Search the data below for the string "react" and copy all lines where it shows up.

DATA FOR THIS EXERCISE —
--- START ---
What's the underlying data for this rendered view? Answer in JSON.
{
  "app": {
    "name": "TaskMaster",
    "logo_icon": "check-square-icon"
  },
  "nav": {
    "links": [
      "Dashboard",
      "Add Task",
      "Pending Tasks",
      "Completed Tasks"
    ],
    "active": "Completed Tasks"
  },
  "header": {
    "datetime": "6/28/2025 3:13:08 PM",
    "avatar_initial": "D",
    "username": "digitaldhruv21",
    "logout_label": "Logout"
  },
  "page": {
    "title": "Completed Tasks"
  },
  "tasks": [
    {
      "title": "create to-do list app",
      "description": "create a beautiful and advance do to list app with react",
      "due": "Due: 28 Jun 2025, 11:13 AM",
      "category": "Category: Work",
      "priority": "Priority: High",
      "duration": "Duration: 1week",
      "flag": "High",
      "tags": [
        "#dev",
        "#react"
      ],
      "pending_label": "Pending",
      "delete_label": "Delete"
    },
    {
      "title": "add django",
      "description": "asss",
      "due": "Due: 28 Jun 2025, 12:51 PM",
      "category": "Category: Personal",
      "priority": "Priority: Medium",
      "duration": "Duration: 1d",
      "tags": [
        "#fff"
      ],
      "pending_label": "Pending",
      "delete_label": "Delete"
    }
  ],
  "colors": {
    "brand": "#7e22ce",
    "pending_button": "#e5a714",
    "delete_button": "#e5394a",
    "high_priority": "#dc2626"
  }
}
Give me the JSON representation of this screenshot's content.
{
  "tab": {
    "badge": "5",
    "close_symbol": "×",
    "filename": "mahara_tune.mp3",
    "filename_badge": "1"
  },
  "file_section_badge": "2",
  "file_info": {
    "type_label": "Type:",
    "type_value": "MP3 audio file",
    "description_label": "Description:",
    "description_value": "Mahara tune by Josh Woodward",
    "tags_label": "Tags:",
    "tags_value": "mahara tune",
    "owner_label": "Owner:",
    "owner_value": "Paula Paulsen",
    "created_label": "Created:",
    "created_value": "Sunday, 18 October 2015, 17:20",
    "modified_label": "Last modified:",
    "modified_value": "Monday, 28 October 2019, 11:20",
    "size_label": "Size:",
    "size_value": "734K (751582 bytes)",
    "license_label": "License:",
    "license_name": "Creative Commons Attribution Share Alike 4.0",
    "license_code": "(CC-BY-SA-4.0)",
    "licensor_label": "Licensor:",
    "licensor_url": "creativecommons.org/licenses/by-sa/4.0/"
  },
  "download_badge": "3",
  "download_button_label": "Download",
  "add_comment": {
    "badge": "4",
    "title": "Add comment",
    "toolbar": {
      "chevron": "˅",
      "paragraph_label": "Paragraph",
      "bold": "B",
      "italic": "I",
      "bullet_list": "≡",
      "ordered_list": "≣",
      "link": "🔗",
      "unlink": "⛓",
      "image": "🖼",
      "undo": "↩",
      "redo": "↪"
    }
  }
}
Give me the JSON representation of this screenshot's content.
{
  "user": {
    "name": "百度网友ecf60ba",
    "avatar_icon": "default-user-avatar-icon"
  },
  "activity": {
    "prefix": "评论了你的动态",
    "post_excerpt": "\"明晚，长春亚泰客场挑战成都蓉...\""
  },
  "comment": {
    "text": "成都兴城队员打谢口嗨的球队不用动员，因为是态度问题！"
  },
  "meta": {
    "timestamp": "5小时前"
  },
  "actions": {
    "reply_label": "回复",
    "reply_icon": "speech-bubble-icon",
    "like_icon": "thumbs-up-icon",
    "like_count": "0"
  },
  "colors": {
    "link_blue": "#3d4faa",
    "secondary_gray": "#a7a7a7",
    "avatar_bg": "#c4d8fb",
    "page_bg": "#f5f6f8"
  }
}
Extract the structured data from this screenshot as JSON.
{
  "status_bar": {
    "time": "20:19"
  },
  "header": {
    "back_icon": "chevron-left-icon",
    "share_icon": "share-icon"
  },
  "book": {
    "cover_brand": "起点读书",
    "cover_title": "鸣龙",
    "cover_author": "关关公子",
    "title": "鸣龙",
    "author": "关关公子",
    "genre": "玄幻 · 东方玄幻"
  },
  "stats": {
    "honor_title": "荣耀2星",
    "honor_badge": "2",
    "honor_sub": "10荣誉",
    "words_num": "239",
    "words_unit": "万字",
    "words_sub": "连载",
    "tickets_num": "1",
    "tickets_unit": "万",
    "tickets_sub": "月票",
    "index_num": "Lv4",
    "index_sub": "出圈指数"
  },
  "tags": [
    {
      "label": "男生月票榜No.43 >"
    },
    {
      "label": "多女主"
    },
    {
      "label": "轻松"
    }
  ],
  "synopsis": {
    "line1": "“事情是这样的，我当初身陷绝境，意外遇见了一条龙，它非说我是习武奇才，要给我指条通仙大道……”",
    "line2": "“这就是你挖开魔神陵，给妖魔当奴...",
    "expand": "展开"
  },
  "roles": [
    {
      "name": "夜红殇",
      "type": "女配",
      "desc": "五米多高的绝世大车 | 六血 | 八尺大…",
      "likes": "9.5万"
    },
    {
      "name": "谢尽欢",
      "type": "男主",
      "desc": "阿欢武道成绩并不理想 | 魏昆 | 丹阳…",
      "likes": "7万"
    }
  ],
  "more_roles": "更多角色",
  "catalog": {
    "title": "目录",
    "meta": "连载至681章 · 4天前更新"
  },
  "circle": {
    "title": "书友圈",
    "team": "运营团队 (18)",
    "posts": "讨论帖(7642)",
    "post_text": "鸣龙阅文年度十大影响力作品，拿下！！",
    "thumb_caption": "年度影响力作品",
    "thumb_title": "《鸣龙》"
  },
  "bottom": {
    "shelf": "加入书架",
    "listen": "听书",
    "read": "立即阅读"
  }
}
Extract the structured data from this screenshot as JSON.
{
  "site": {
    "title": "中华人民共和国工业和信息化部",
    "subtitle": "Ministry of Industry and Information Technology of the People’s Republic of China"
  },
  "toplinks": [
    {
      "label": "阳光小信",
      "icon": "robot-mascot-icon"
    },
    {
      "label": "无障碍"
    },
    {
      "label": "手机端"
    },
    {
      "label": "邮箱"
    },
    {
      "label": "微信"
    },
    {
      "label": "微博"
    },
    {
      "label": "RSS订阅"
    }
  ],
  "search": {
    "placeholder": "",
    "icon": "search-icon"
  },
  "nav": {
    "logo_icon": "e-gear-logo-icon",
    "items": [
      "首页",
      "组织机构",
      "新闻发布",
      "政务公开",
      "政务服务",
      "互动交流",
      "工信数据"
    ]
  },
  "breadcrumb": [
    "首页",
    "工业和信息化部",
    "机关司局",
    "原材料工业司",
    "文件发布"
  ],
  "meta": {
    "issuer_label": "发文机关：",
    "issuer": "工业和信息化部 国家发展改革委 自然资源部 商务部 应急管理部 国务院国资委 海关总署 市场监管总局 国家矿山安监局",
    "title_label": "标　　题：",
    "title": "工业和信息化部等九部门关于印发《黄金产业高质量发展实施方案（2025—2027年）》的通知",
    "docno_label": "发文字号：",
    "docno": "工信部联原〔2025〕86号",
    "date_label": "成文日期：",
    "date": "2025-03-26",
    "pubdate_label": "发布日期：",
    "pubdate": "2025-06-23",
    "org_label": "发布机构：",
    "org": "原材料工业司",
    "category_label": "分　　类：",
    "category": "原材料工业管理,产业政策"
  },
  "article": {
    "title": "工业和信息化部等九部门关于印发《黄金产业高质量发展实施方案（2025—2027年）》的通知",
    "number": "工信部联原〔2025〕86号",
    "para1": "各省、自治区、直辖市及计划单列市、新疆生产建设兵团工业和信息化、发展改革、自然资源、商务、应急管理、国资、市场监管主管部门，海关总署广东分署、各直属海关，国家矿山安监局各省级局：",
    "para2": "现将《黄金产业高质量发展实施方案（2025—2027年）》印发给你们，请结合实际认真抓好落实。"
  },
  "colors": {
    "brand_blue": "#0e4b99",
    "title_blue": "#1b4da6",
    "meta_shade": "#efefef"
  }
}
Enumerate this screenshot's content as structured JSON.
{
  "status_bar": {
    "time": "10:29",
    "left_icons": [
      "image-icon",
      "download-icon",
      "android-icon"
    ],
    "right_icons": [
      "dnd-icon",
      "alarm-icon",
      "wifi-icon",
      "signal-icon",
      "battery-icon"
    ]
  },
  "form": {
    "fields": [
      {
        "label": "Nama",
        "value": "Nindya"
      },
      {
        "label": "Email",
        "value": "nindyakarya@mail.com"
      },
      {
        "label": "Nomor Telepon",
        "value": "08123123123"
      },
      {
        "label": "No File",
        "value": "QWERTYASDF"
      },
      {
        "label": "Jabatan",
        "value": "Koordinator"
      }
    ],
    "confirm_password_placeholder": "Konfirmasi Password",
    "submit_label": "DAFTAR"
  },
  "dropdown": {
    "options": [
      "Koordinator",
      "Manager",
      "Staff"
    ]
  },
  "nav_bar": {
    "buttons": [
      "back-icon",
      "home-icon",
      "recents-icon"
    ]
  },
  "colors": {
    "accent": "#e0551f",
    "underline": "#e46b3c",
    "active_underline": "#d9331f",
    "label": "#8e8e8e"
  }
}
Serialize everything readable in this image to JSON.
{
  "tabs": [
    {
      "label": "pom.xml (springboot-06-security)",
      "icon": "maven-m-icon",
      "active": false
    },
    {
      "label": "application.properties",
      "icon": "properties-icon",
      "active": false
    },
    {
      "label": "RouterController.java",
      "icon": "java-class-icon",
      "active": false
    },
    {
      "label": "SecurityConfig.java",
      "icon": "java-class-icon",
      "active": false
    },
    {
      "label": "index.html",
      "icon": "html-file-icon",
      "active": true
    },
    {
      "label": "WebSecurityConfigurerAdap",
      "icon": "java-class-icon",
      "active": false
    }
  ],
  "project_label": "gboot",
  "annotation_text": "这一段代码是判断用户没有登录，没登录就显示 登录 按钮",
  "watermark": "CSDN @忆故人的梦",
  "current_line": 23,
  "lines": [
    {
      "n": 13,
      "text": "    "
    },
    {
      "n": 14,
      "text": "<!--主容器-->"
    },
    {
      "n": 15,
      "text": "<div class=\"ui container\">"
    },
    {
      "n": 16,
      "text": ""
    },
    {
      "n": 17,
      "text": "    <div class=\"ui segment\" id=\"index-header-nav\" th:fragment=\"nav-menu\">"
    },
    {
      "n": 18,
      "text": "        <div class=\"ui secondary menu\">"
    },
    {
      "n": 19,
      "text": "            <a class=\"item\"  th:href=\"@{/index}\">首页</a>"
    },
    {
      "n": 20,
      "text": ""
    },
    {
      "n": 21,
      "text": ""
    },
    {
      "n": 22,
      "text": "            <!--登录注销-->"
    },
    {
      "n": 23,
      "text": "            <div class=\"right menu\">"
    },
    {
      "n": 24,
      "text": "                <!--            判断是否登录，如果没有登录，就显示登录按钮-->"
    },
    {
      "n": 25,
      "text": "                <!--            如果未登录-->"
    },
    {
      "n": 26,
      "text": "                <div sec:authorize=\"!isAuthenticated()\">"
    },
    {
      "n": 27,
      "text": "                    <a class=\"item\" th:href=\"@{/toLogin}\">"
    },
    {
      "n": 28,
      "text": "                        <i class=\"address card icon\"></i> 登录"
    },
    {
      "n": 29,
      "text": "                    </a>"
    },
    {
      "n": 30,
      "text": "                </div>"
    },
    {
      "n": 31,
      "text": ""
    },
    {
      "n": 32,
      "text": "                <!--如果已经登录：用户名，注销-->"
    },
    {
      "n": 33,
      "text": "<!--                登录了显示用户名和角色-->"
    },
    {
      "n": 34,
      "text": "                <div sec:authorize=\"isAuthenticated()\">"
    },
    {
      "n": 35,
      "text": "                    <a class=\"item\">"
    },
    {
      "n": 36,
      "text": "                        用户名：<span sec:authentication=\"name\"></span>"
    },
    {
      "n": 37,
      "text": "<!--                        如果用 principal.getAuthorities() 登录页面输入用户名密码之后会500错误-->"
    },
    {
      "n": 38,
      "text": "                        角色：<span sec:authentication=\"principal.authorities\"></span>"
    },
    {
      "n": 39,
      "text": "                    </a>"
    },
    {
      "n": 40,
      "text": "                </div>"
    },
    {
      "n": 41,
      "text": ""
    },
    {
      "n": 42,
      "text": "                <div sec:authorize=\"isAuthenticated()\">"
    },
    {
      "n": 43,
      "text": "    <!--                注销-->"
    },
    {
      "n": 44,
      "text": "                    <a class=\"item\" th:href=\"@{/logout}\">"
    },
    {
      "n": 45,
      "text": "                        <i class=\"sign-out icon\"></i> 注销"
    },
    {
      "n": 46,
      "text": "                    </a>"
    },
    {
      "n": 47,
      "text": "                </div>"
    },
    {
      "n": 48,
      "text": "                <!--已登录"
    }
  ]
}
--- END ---
ANSWER SPACE —
      "description": "create a beautiful and advance do to list app with react",
        "#react"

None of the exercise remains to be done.